The group, the People's Mujahedeen Organization of Iran, strongly denounced the plans as "unlawful and disgraceful" and said they were part of efforts to force its members to leave Iraq.
About 3,500 members of the group _ which was hosted in Iraq for years by Saddam Hussein _ have been under watch at a camp in northeastern Iraq since the U.S.-led invasion in 2003. But Iraqi authorities have increasingly taken a hard line toward Camp Ashraf, including a raid by security forces in July that touched off a melee in which 11 people were reportedly killed.
The group puts U.S. and Iraqi officials in a bind.
Washington lists the People's Mujahedeen as a terrorist organization and keeps its distance from Iraq's efforts to break up the group, which opposes Iran's ruling clerics. But some U.S. officials have expressed worry that Iraq's plan to forcibly move the group from its present location in Camp Ashraf could bring violence.
Iraqi leaders also would face a huge outcry from the West by deporting the exiles to their homeland, where they are considered enemies of the state. But Iraq's Shiite-led government also does not want to continue to host them and risk souring its important relations with Shiite power Iran.
The Iraqi plan, announced on a government Web site, calls for moving the exiles from Camp Ashraf to a remote desert outpost that was used for decades for prisoners, including political opponents banished by Saddam.
The group would first be housed in Baghdad before eventual transfer to the desert site, Neqrat al-Salman, about 200 miles (120 kilometers) west of the southern city of Basra.
The transfer could begin as early as next Tuesday, when Iraqi officials have invited media to visit Camp Ashraf.
The Iraqi statement claimed the shift was necessary because of the group's "historical relations" with factions including Saddam's regime and members of al-Qaida. The government has accused al-Qaida and members of Saddam's banned Baath Party of carrying out recent bombings, including Tuesday's blasts around Baghdad that killed 127 people.
A statement from the Iranian opposition group called the allegations of al-Qaida ties "ridiculous" and accused Prime Minister Nouri al-Maliki of bowing to demands from Iran to crack down on the group.

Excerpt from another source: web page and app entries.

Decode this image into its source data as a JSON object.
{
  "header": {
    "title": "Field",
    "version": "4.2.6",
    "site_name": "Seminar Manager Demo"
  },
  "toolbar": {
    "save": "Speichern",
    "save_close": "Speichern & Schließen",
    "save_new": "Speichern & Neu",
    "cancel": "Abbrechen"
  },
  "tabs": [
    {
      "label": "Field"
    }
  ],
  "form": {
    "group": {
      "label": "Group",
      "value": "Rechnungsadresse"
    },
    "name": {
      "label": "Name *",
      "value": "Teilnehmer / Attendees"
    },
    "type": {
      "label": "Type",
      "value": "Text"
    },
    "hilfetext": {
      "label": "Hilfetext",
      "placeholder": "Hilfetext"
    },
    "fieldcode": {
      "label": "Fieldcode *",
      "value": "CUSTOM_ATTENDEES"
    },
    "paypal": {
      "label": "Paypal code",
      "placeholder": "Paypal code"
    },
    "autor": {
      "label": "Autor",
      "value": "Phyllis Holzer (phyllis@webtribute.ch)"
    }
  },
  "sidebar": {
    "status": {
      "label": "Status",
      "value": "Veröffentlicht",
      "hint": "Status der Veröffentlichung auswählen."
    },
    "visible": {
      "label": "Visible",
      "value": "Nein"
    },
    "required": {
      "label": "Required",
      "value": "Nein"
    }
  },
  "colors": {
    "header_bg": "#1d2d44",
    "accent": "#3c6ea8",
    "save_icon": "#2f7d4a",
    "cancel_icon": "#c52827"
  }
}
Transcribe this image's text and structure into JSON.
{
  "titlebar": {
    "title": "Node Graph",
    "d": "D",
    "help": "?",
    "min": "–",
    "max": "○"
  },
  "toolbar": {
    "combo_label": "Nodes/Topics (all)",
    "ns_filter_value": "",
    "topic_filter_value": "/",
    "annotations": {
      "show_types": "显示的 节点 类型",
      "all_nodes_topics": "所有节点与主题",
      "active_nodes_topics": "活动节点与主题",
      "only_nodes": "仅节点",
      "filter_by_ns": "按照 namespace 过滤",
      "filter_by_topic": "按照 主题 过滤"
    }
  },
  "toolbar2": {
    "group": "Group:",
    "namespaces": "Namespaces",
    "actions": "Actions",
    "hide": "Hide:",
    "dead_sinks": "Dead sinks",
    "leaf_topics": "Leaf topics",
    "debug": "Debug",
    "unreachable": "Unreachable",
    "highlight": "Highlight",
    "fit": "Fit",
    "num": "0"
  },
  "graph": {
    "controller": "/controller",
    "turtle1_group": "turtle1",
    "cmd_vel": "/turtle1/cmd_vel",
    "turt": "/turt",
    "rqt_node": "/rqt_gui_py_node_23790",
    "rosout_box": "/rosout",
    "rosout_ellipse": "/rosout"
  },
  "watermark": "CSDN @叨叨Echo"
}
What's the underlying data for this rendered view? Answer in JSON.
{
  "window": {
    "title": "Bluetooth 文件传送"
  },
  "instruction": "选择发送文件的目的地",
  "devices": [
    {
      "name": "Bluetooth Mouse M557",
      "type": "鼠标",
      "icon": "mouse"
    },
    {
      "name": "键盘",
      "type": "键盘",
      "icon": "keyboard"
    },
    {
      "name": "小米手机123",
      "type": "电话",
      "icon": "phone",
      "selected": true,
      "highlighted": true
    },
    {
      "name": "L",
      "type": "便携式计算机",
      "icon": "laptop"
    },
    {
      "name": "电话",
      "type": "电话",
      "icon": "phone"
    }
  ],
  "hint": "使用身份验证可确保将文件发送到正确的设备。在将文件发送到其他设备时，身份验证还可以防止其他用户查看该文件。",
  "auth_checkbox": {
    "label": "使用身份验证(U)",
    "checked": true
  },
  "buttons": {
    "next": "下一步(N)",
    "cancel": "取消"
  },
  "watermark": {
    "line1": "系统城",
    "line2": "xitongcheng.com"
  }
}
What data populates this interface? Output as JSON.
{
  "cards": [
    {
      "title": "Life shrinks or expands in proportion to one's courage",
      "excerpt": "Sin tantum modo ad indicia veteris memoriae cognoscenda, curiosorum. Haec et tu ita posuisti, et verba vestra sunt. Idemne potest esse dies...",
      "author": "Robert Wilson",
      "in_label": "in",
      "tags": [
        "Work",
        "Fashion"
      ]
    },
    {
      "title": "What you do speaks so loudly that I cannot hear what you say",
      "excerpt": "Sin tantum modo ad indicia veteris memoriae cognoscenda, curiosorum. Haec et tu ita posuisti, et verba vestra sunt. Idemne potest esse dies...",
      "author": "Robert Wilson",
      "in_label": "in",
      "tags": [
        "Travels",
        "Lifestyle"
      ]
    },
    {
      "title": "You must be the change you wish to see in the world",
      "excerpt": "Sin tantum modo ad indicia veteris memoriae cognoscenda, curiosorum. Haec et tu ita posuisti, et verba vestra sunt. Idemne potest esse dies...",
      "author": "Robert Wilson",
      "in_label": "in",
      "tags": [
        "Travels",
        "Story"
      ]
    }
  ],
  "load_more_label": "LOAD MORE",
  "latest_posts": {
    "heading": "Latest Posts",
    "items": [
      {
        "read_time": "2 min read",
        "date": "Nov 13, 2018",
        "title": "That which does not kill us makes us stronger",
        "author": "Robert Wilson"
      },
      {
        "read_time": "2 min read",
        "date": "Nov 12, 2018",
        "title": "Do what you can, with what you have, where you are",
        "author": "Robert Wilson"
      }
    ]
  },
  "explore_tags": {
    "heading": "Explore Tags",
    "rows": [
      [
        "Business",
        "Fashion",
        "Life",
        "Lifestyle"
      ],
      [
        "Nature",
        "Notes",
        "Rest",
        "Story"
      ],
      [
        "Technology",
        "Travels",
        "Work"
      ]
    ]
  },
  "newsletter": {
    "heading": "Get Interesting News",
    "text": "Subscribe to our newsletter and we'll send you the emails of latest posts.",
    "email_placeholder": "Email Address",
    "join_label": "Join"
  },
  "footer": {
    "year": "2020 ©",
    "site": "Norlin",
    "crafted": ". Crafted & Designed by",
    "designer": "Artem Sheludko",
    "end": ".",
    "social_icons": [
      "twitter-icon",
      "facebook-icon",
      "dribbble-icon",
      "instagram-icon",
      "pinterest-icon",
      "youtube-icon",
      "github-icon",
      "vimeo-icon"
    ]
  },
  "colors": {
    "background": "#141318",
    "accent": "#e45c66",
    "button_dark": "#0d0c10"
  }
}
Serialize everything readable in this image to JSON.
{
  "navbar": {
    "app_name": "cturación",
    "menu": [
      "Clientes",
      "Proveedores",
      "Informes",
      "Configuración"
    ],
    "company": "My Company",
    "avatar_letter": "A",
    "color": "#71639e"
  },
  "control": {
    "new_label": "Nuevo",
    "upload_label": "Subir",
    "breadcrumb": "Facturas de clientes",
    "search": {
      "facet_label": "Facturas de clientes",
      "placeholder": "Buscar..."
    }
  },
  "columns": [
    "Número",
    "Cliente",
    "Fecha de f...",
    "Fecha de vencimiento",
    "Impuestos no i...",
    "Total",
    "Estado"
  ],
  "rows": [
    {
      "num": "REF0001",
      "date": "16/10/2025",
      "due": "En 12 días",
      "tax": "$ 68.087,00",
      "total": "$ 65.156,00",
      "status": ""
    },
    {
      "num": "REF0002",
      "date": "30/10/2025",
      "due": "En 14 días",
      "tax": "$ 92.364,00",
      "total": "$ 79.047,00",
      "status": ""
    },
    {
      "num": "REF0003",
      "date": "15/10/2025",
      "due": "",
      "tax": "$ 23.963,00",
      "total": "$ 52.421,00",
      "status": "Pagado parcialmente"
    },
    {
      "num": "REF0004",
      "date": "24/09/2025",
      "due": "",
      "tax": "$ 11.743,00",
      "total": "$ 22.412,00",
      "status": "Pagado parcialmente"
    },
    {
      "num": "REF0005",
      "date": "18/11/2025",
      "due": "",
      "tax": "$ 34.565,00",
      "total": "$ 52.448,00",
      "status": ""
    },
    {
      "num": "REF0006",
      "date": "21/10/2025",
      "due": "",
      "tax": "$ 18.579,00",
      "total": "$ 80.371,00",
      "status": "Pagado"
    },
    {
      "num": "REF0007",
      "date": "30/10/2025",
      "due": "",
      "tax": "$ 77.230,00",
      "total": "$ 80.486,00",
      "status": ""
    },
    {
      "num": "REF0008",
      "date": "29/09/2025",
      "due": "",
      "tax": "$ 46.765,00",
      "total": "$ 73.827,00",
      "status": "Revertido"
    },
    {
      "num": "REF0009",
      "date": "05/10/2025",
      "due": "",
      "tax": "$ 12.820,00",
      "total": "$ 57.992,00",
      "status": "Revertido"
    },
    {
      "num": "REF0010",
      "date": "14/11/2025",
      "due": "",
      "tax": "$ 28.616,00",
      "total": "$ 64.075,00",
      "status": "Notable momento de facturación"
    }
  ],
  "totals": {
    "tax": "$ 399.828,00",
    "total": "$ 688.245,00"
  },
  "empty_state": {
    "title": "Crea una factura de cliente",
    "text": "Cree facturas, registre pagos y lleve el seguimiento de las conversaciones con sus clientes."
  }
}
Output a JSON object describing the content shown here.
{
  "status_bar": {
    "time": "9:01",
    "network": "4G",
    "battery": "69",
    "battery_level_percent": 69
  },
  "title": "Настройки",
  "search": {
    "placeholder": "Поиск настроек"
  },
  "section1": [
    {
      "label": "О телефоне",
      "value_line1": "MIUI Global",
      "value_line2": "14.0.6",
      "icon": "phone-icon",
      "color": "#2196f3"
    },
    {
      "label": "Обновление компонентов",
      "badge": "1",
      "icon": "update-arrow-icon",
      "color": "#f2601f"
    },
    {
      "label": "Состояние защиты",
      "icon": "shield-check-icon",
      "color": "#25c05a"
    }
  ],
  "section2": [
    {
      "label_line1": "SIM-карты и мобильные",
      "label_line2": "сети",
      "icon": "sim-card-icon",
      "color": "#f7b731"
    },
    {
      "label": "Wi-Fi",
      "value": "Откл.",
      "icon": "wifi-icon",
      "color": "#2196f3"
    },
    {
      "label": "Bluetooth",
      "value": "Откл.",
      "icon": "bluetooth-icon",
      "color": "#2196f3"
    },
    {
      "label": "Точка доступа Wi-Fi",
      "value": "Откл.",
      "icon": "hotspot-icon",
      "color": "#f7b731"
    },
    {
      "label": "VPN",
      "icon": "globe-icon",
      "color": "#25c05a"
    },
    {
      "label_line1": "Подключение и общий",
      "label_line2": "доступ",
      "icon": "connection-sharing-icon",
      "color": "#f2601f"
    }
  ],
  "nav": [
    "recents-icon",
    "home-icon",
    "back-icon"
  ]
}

The statement also warned that Iraq's officials were bringing "another humanitarian catastrophe."
Shahriar Kia, a spokesman at Ashraf, said residents had no weapons to fight Iraqi security forces, but vowed to resist as "unarmed and defenseless" opponents.
"We will not leave our homes," he said. "We will not leave."
Last week, a vice president of the European Parliament, Alejo Vidal-Quadras, wrote a letter to al-Maliki warning "any forcible displacement" from Camp Ashraf "would no doubt lead to far greater casualties" than the July raids.
In Spain, a judge this week asked Iraq if it is investigating the July violence in the camp _ a first step toward a possible probe by the judge himself.
Judge Fernando Andreu is acting under Spain's universal justice doctrine, which allows grave crimes alleged to have been committed in other countries to be prosecuted there, so long as certain conditions are met. One such caveat is that the country where a crime allegedly occurred is not holding _ or already carried out _ an investigation of its own.